Demand exceeding supply
This article so far could have been written six years ago. The update is that the demand for Egmont has exceeded supply each year with approximately thirty thousand being sold last season, mostly in Taranaki. Demand over the rest of New Zealand is increasing, as Egmont’s performance becomes more widely known.
Experience shows that Egmont is very reliable, as it has no diseases or pests of consequence and soil pathogens do not bother it at all. It is extremely resistant to wind throw and breakage. It will tolerate damper soils than many other trees. In fact it requires adequate soil moisture to grow well so it is not suitable for the drier areas of New Zealand.
The resistance to damage from severe windstorms is a great attribute of Cryptomeria. This was borne out firstly by the Bola storm of some years ago and subsequent reports of localised storms since. Cryptomeria was still standing virtually undamaged while other varieties of trees suffered severe damage around it. This is an extremely important consideration when establishing shelter belts. A toppled tree can damage valuable crops, cost a lot to clean up and leave a wind funnel in your shelterbelt, which is hard to fill.
Most of the Egmont we have sold is for shelterbelt plantings, but some small timber plantations have also been planted. This brings up the subject of timber production. Cryptomeria is a native of Japan where it is the main timber-producing tree. I suggest it could be a worthy alternative to radiata. My experience of growing trees is mainly in Taranaki and when asked by customers what to grow for timber other than radiata I find it difficult to recommend anything other than Cryptomeria.

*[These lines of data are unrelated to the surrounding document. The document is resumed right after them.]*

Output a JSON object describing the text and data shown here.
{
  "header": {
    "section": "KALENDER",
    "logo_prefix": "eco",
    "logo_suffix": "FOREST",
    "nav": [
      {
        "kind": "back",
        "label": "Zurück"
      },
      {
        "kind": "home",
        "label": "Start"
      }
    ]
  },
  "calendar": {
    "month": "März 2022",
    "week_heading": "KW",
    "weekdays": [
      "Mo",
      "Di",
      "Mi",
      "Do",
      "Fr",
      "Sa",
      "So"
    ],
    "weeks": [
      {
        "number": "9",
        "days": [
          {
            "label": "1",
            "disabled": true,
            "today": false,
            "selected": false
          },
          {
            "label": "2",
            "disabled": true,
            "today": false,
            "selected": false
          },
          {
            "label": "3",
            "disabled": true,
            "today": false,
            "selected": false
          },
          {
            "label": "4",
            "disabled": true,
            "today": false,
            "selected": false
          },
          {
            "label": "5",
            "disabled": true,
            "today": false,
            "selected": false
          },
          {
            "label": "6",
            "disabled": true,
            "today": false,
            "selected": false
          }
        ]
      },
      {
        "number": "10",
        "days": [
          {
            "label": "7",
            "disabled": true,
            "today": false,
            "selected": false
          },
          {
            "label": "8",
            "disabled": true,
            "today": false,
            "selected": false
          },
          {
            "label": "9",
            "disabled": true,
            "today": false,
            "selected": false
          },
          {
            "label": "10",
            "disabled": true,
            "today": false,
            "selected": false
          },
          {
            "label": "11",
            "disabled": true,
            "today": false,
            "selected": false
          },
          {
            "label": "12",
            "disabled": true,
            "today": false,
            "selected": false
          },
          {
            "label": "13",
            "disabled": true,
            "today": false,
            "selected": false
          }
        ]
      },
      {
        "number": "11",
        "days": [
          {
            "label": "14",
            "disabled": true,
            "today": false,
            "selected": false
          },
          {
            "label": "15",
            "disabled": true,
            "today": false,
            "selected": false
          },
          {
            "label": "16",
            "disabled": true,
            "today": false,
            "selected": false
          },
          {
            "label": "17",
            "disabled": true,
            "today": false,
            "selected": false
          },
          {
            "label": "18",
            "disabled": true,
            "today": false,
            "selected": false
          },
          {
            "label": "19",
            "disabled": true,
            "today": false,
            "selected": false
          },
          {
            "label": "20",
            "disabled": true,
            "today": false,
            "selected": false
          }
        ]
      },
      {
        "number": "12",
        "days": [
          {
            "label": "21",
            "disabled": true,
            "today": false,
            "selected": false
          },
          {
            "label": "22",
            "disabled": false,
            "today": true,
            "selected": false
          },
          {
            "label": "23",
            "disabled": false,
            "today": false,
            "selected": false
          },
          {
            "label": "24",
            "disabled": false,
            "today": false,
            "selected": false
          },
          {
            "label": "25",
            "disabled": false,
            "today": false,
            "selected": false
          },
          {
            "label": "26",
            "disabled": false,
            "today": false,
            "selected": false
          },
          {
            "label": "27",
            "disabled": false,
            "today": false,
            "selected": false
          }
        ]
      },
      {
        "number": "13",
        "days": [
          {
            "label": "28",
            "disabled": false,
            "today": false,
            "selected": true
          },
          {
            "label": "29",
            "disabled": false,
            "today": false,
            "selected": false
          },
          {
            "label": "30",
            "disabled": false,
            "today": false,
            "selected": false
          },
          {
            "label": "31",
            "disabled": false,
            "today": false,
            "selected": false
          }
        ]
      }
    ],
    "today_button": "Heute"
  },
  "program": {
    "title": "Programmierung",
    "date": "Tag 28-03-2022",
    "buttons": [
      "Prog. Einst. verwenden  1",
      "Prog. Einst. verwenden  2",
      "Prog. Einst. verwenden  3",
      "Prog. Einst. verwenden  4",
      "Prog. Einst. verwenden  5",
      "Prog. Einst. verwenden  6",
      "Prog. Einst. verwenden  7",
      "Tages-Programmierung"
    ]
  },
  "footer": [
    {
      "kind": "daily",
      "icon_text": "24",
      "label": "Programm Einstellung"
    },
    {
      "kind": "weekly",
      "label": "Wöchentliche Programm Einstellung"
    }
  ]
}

Our many years of growing conifers in our nursery, have, unfortunately demonstrated to us that the incidence of cypress canker cannot be ignored. I cannot in all honesty recommend any of the cypress varieties for plantation forestry. Egmont was selected as a shelter tree and its timber quality is unknown. I understand that timber quality selections with Cryptomeria clones have been done in Japan. I believe attention in this direction could be advantageous to those interested in another option for a timber producing tree that has proved to grow well in so many locations in New Zealand.